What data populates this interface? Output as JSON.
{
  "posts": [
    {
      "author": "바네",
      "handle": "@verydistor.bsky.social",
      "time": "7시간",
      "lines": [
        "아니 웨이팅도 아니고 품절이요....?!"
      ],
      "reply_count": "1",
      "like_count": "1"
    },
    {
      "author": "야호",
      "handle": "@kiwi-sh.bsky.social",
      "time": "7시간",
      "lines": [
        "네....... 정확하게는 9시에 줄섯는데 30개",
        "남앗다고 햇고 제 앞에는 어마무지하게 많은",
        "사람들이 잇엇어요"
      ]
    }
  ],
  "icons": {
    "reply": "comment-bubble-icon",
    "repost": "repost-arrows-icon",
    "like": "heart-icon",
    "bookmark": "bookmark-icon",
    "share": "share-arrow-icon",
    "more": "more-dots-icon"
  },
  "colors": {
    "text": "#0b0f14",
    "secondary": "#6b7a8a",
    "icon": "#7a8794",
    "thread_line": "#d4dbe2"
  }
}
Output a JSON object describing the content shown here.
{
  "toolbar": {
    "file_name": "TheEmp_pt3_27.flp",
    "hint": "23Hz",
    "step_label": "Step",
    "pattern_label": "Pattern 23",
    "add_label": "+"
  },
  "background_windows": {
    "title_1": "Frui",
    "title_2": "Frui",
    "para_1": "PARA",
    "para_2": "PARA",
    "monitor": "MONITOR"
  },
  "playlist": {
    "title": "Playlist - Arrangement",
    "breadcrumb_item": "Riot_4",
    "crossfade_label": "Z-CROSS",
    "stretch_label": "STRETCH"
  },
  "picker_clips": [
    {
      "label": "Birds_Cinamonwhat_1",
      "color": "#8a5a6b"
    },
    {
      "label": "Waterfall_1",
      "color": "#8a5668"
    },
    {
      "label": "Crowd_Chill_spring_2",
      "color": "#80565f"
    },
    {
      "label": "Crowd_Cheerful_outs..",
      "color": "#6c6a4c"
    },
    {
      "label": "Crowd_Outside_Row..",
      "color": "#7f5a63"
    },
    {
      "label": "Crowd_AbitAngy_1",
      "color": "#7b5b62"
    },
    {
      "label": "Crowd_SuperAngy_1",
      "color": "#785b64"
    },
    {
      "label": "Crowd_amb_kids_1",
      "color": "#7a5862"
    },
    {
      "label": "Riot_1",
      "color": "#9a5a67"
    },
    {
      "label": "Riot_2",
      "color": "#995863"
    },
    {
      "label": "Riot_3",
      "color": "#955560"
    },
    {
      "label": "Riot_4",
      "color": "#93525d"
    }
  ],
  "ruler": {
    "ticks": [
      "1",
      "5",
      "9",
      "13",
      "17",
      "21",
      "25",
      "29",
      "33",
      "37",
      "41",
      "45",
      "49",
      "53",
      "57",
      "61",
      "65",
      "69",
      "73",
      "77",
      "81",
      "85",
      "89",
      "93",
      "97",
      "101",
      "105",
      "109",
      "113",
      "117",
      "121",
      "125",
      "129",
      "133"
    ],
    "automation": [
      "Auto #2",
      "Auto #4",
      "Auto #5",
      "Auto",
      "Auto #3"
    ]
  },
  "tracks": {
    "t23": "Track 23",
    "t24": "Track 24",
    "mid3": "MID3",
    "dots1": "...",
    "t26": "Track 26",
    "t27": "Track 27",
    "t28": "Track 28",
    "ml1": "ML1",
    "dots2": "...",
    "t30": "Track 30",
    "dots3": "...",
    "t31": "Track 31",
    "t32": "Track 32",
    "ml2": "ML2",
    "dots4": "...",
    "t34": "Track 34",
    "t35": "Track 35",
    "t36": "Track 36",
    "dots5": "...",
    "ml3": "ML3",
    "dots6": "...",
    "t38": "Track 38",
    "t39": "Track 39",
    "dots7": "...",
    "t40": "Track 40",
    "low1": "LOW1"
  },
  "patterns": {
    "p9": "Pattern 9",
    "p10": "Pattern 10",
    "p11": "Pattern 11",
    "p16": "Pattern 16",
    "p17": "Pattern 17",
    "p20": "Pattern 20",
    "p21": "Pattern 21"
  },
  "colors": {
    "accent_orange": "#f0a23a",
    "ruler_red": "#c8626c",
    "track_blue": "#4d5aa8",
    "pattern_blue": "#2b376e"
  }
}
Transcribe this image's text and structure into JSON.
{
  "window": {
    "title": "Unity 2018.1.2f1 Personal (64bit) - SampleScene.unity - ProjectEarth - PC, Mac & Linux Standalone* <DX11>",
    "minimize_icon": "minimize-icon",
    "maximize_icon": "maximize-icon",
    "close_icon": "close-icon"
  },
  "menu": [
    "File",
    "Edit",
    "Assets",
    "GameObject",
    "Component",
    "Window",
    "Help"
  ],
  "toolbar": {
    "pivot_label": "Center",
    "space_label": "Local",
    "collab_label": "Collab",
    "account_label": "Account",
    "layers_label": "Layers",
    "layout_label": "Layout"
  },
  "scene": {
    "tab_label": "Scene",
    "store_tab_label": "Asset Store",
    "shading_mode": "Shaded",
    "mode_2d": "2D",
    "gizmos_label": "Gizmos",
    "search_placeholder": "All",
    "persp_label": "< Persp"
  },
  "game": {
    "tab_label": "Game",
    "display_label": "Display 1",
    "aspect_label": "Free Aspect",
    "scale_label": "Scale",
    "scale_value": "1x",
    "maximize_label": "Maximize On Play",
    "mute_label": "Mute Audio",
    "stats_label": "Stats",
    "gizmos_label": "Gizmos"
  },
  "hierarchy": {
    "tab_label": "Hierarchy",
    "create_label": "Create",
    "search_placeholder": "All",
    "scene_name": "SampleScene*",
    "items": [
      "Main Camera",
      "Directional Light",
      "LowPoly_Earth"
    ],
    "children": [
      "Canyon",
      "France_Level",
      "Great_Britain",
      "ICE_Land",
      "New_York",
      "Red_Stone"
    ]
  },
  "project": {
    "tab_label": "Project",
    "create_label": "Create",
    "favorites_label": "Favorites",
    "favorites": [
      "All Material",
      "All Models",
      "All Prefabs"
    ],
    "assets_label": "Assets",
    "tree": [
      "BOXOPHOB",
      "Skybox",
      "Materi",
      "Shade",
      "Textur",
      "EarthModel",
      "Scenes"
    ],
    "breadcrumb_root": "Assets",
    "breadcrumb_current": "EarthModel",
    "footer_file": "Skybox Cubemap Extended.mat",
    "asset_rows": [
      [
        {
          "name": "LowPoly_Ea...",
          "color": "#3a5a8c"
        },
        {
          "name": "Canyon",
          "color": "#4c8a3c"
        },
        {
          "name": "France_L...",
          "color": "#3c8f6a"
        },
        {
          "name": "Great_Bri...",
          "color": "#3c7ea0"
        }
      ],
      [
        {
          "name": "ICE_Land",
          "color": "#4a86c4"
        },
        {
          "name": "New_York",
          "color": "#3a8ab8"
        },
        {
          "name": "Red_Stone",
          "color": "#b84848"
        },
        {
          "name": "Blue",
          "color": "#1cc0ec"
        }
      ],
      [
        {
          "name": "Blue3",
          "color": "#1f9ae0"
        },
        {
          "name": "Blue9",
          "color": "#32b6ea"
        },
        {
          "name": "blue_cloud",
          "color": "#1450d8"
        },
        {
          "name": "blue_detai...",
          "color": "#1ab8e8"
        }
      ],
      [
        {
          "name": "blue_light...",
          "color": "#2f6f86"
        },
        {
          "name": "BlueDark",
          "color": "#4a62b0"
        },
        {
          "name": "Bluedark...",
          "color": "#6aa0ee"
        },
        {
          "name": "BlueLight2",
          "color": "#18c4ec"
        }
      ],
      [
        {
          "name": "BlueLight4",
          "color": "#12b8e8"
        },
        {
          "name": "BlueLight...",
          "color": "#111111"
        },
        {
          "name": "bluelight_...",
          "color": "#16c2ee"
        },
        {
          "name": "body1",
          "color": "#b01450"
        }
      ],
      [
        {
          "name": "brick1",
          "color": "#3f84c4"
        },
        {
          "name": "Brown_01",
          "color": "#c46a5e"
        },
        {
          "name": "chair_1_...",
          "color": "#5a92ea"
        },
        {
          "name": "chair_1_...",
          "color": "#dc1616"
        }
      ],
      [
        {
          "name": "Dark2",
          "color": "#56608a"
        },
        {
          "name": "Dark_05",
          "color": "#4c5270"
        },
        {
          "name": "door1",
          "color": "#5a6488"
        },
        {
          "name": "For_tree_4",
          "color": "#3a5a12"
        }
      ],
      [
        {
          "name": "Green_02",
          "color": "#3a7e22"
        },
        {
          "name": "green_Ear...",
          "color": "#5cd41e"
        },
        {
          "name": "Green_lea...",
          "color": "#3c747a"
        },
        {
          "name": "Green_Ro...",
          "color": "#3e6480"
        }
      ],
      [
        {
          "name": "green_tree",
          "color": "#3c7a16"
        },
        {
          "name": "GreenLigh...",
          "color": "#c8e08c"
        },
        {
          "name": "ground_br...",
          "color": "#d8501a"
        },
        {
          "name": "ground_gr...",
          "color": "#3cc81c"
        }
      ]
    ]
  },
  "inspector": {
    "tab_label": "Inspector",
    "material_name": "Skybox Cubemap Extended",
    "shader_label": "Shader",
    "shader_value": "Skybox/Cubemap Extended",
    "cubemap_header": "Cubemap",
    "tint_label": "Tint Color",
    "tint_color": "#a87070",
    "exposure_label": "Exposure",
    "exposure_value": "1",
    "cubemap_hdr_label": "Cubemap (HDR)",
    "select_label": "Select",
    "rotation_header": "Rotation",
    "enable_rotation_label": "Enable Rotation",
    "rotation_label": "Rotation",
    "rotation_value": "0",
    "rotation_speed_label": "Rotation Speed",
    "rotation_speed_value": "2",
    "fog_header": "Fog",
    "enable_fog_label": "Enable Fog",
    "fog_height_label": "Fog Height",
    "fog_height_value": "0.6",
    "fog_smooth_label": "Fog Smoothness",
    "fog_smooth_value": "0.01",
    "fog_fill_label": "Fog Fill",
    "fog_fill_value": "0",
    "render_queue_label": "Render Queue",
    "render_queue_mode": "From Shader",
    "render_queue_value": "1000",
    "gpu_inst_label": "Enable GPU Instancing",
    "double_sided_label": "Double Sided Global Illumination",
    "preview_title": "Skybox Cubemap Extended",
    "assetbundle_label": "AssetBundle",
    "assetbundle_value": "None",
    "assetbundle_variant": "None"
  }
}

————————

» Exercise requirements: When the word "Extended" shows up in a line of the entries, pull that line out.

» Response:
    "footer_file": "Skybox Cubemap Extended.mat",
    "material_name": "Skybox Cubemap Extended",
    "shader_value": "Skybox/Cubemap Extended",
    "preview_title": "Skybox Cubemap Extended",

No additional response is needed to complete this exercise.